Q: How are Novichok agents produced?

A: Novichok agents are believed to be binary compounds, which means they can be formed by combining two different compounds that are safer to handle. The exact precursor compounds used in their production are not known.

Q: How lethal are Novichok agents?

A: Novichok agents are reported to be up to ten times more lethal than VX, another deadly nerve agent. Just ten milligrams of VX can be lethal if it comes into contact with a person’s skin.

Q: What are the effects of Novichok poisoning?

A: Novichok poisoning can initially cause symptoms like a runny nose, excess salivation, sweating, and contracted pupils. These symptoms escalate to chest constriction, difficulty breathing, nausea, vomiting, loss of bowel control, and eventually spasm, convulsions, and respiratory failure. Survivors can suffer from neurological damage.

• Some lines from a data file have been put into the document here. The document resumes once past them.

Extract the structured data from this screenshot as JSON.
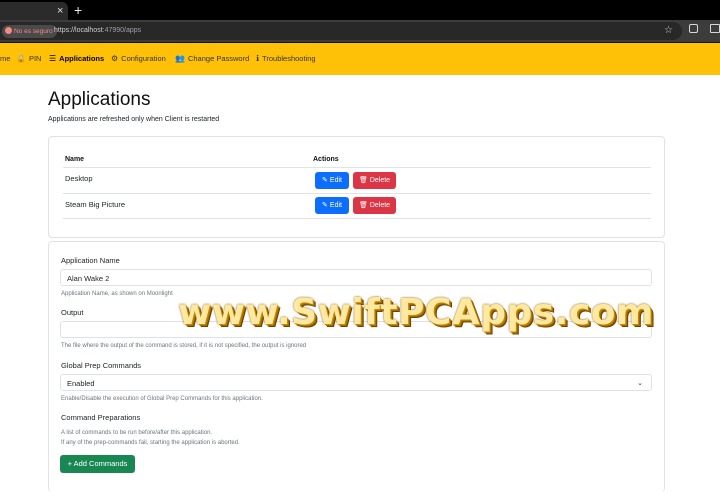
{
  "browser": {
    "tab_close": "×",
    "new_tab": "+",
    "security_label": "No es seguro",
    "url_host": "https://localhost",
    "url_rest": ":47990/apps",
    "star": "☆"
  },
  "nav": {
    "items": [
      {
        "label": "me",
        "icon": ""
      },
      {
        "label": "PIN",
        "icon": "🔒"
      },
      {
        "label": "Applications",
        "icon": "☰"
      },
      {
        "label": "Configuration",
        "icon": "⚙"
      },
      {
        "label": "Change Password",
        "icon": "👥"
      },
      {
        "label": "Troubleshooting",
        "icon": "ℹ"
      }
    ],
    "accent": "#ffc107"
  },
  "page": {
    "title": "Applications",
    "subtitle": "Applications are refreshed only when Client is restarted"
  },
  "apps_table": {
    "headers": {
      "name": "Name",
      "actions": "Actions"
    },
    "rows": [
      {
        "name": "Desktop"
      },
      {
        "name": "Steam Big Picture"
      }
    ],
    "edit_label": "Edit",
    "delete_label": "Delete"
  },
  "form": {
    "app_name": {
      "label": "Application Name",
      "value": "Alan Wake 2",
      "help": "Application Name, as shown on Moonlight"
    },
    "output": {
      "label": "Output",
      "value": "",
      "help": "The file where the output of the command is stored, if it is not specified, the output is ignored"
    },
    "global_prep": {
      "label": "Global Prep Commands",
      "value": "Enabled",
      "help": "Enable/Disable the execution of Global Prep Commands for this application."
    },
    "command_prep": {
      "label": "Command Preparations",
      "help1": "A list of commands to be run before/after this application.",
      "help2": "If any of the prep-commands fail, starting the application is aborted.",
      "add_label": "+ Add Commands"
    }
  },
  "watermark": "www.SwiftPCApps.com"
}
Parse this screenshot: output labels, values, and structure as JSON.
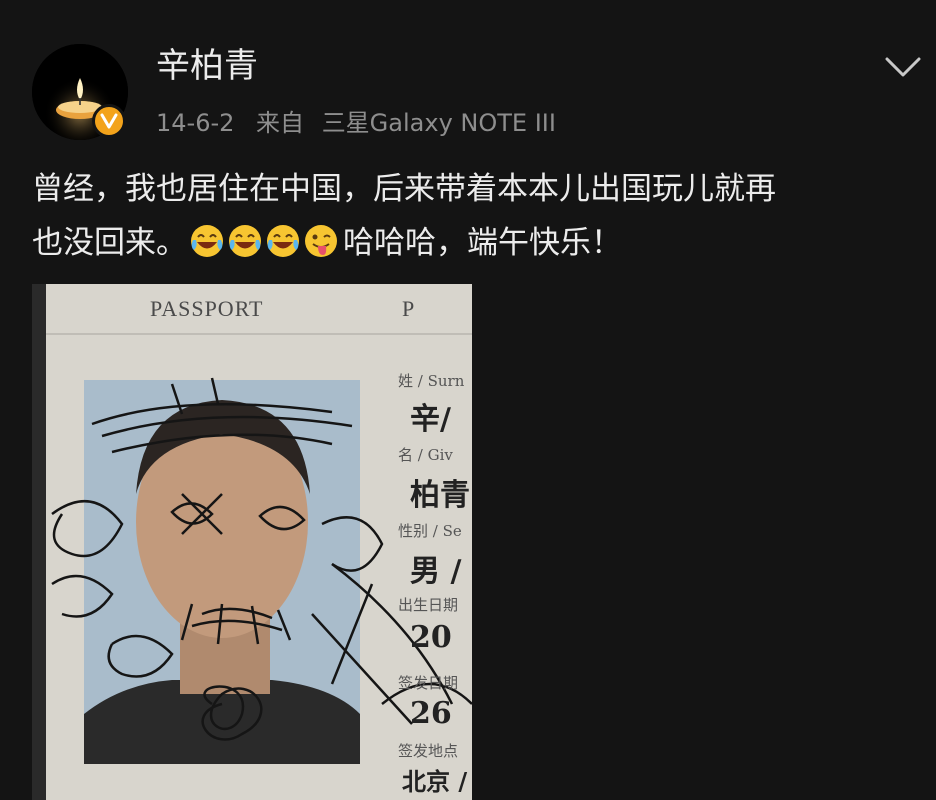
{
  "post": {
    "username": "辛柏青",
    "date": "14-6-2",
    "source_label": "来自",
    "source_device": "三星Galaxy NOTE III",
    "text_line1": "曾经，我也居住在中国，后来带着本本儿出国玩儿就再",
    "text_line2_start": "也没回来。",
    "text_line2_end": "哈哈哈，端午快乐！",
    "emojis": [
      "laugh-cry",
      "laugh-cry",
      "laugh-cry",
      "tongue-wink"
    ]
  },
  "photo": {
    "header_label": "PASSPORT",
    "header_type": "P",
    "surname_label": "姓 / Surn",
    "surname_value": "辛/",
    "given_label": "名 / Giv",
    "given_value": "柏青",
    "sex_label": "性别 / Se",
    "sex_value": "男 / M",
    "dob_label": "出生日期",
    "dob_value": "20",
    "issue_label": "签发日期",
    "issue_value": "26",
    "place_label": "签发地点",
    "place_value": "北京 /"
  },
  "colors": {
    "background": "#141414",
    "badge": "#f3a31b",
    "meta_text": "#8e8e8e"
  }
}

Q: Are there antidotes for Novichok agents?

A: Antidotes for Novichok agents do exist, such as compounds that block acetylcholine receptors and drugs like atropine. However, the effectiveness of these antidotes against Novichok agents is unknown.

Q: Have previous survivors of Novichok poisoning experienced health problems?

A: There have been reports of long-term health problems in previous survivors of Novichok poisoning, including depression, epilepsy, and liver problems. However, scientific studies on these long-term consequences are limited.

Q: How long do Novichok agents persist in the environment?

A: Novichok agents can persist in the environment for a short time, but the exact duration is not well determined. There is a concern of secondary contact with the agents, which can pose risks to bystanders and rescuers.

Q: What are the ongoing research and knowledge gaps regarding Novichok agents?

A: Ongoing research is being conducted to better understand Novichok agents and their effects. There are still knowledge gaps regarding the exact chemical structures, production methods, and the effectiveness of antidotes against these agents.

Q: Can Novichok agents be used as chemical weaponry?

A: Novichok agents were developed as nerve agents and can be used as chemical weaponry. Their high lethality and potential for long-term health consequences make them a significant threat.

Q: Is there ongoing research into Novichok agents?

A: Yes, research into Novichok agents is ongoing, particularly in terms of their chemical structures, production methods, and potential countermeasures.

Q: How can individuals protect themselves from Novichok agents?

A: The best way for individuals to protect themselves from Novichok agents is to avoid exposure to them. In the event of a suspected Novichok attack, it is important to follow the guidance of authorities and seek immediate medical attention if exposed.

Source Links

Back to top button

Adblock Detected

Please disable your ad blocker to view the page content. For an independent site with free content, it's a matter of life and death to have advertising. Thank you for your understanding!